▶ What is being asked:
Match on the string "Вечер" in the entries below and return every matching line.

-- Task inputs follows --

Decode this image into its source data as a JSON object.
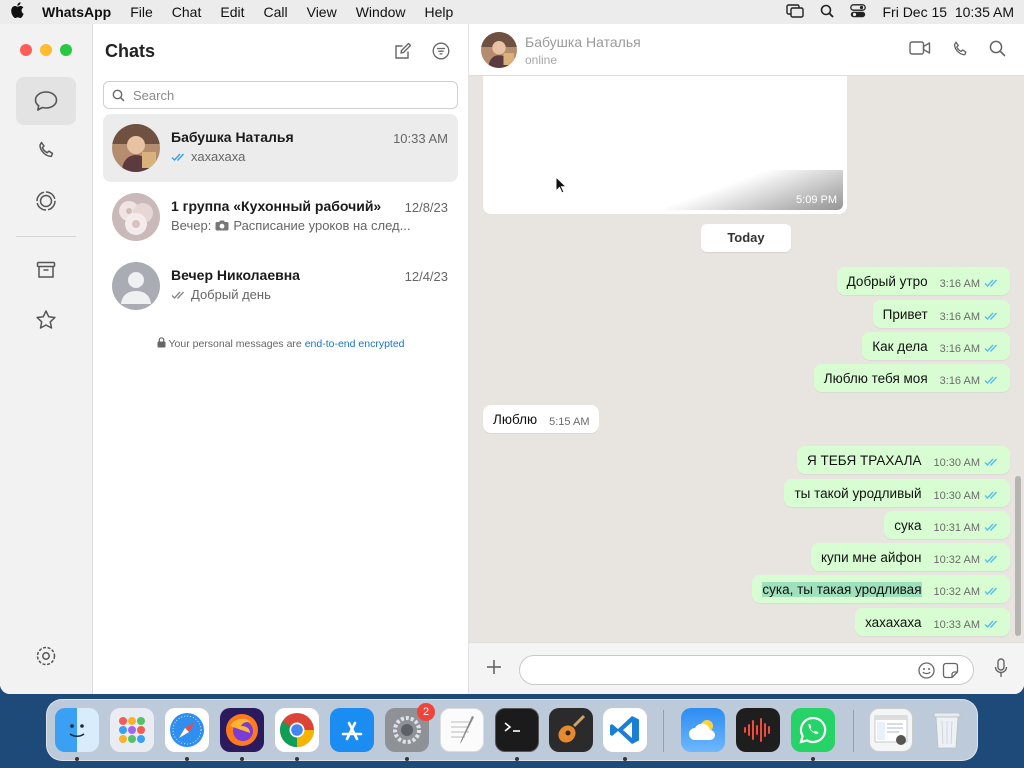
{
  "menubar": {
    "app": "WhatsApp",
    "items": [
      "File",
      "Chat",
      "Edit",
      "Call",
      "View",
      "Window",
      "Help"
    ],
    "clock": "Fri Dec 15  10:35 AM"
  },
  "sidebar": {
    "title": "Chats",
    "search_placeholder": "Search",
    "chats": [
      {
        "name": "Бабушка Наталья",
        "time": "10:33 AM",
        "preview": "хахахаха"
      },
      {
        "name": "1 группа «Кухонный рабочий»",
        "time": "12/8/23",
        "sender": "Вечер:",
        "preview": "Расписание уроков на след..."
      },
      {
        "name": "Вечер Николаевна",
        "time": "12/4/23",
        "preview": "Добрый день"
      }
    ],
    "encryption_note": "Your personal messages are ",
    "encryption_link": "end-to-end encrypted"
  },
  "conversation": {
    "contact_name": "Бабушка Наталья",
    "status": "online",
    "image_time": "5:09 PM",
    "day_divider": "Today",
    "messages": [
      {
        "dir": "out",
        "text": "Добрый утро",
        "time": "3:16 AM"
      },
      {
        "dir": "out",
        "text": "Привет",
        "time": "3:16 AM"
      },
      {
        "dir": "out",
        "text": "Как дела",
        "time": "3:16 AM"
      },
      {
        "dir": "out",
        "text": "Люблю тебя моя",
        "time": "3:16 AM"
      },
      {
        "dir": "in",
        "text": "Люблю",
        "time": "5:15 AM"
      },
      {
        "dir": "out",
        "text": "Я ТЕБЯ ТРАХАЛА",
        "time": "10:30 AM"
      },
      {
        "dir": "out",
        "text": "ты такой уродливый",
        "time": "10:30 AM"
      },
      {
        "dir": "out",
        "text": "сука",
        "time": "10:31 AM"
      },
      {
        "dir": "out",
        "text": "купи мне айфон",
        "time": "10:32 AM"
      },
      {
        "dir": "out",
        "text": "сука, ты такая уродливая",
        "time": "10:32 AM"
      },
      {
        "dir": "out",
        "text": "хахахаха",
        "time": "10:33 AM"
      }
    ],
    "composer_value": ""
  },
  "dock": {
    "apps": [
      "finder",
      "launchpad",
      "safari",
      "firefox",
      "chrome",
      "app-store",
      "system-settings",
      "textedit",
      "terminal",
      "garageband",
      "vscode",
      "weather",
      "voice-memos",
      "whatsapp",
      "preview",
      "trash"
    ],
    "settings_badge": "2"
  },
  "colors": {
    "outgoing_bubble": "#d9fdd3",
    "incoming_bubble": "#ffffff",
    "link": "#1a73c8",
    "chat_background": "#e8e5e0"
  }
}
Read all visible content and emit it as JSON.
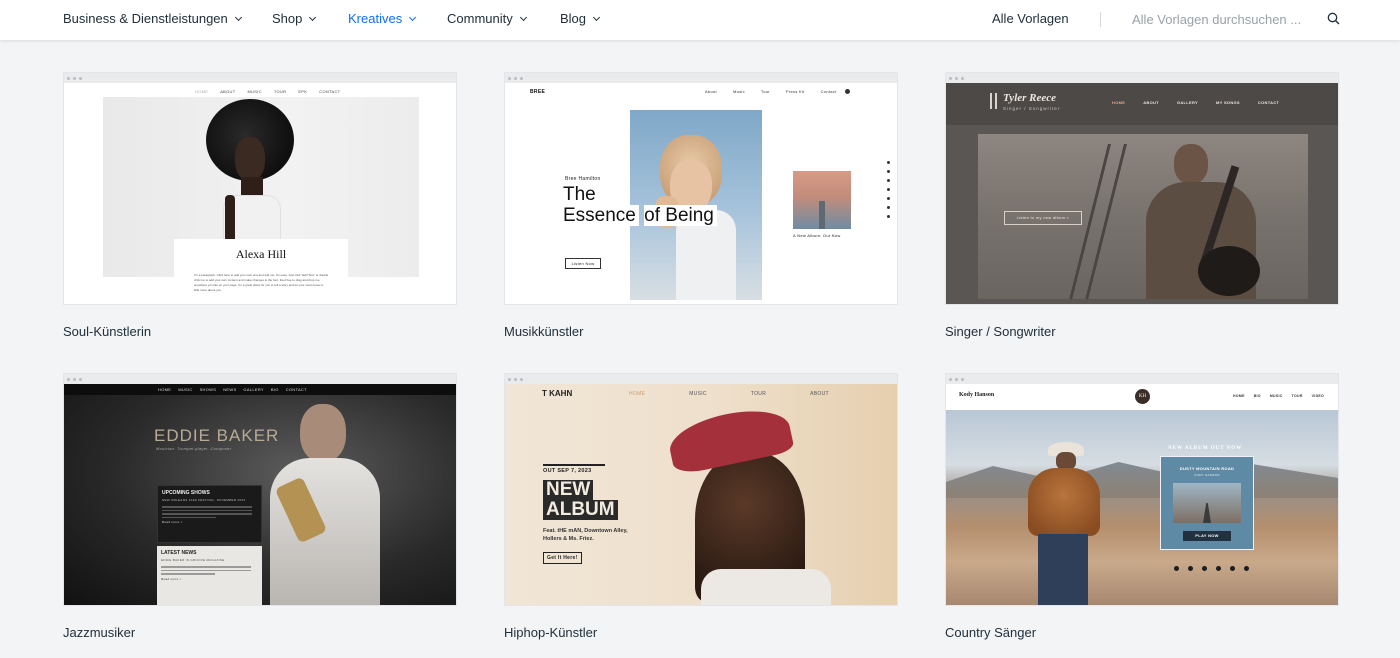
{
  "nav": {
    "items": [
      {
        "label": "Business & Dienstleistungen",
        "active": false
      },
      {
        "label": "Shop",
        "active": false
      },
      {
        "label": "Kreatives",
        "active": true
      },
      {
        "label": "Community",
        "active": false
      },
      {
        "label": "Blog",
        "active": false
      }
    ],
    "all_templates": "Alle Vorlagen",
    "search_placeholder": "Alle Vorlagen durchsuchen ...",
    "accent_color": "#116dff"
  },
  "templates": [
    {
      "caption": "Soul-Künstlerin",
      "preview": {
        "menu": [
          "HOME",
          "ABOUT",
          "MUSIC",
          "TOUR",
          "EPK",
          "CONTACT"
        ],
        "name": "Alexa Hill",
        "body": "I'm a paragraph. Click here to add your own text and edit me. It's easy. Just click \"Edit Text\" or double click me to add your own content and make changes to the font. Feel free to drag and drop me anywhere you like on your page. I'm a great place for you to tell a story and let your users know a little more about you."
      }
    },
    {
      "caption": "Musikkünstler",
      "preview": {
        "logo": "BREE",
        "menu": [
          "About",
          "Music",
          "Tour",
          "Press Kit",
          "Contact"
        ],
        "artist": "Bree Hamilton",
        "headline": [
          "The",
          "Essence",
          "of Being"
        ],
        "button": "Listen Now",
        "album_caption": "A New Album: Out Now"
      }
    },
    {
      "caption": "Singer / Songwriter",
      "preview": {
        "name": "Tyler Reece",
        "subtitle": "Singer / Songwriter",
        "menu": [
          "HOME",
          "ABOUT",
          "GALLERY",
          "MY SONGS",
          "CONTACT"
        ],
        "button": "Listen to my new album >"
      }
    },
    {
      "caption": "Jazzmusiker",
      "preview": {
        "menu": [
          "HOME",
          "MUSIC",
          "SHOWS",
          "NEWS",
          "GALLERY",
          "BIO",
          "CONTACT"
        ],
        "name": "EDDIE BAKER",
        "tagline": "Musician. Trumpet player. Composer",
        "box1_title": "UPCOMING SHOWS",
        "box1_sub": "NEW ORLEANS JAZZ FESTIVAL, NOVEMBER 2023",
        "box1_more": "Read more >",
        "box2_title": "LATEST NEWS",
        "box2_sub": "EDDIE BAKER IN GROOVE MAGAZINE",
        "box2_more": "Read more >"
      }
    },
    {
      "caption": "Hiphop-Künstler",
      "preview": {
        "logo": "T KAHN",
        "menu": [
          "HOME",
          "MUSIC",
          "TOUR",
          "ABOUT"
        ],
        "date": "OUT SEP 7, 2023",
        "headline": [
          "NEW",
          "ALBUM"
        ],
        "feat": "Feat. tHE mAN, Downtown Alley, Hollers & Ms. Friez.",
        "button": "Get It Here!"
      }
    },
    {
      "caption": "Country Sänger",
      "preview": {
        "name": "Kody Hanson",
        "monogram": "KH",
        "menu": [
          "HOME",
          "BIO",
          "MUSIC",
          "TOUR",
          "VIDEO"
        ],
        "announce": "NEW ALBUM OUT NOW",
        "album_title": "DUSTY MOUNTAIN ROAD",
        "album_artist": "KODY HANSON",
        "button": "PLAY NOW"
      }
    }
  ]
}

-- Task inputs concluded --

▶ Exercise result:
        "sender": "Вечер:",
        "name": "Вечер Николаевна",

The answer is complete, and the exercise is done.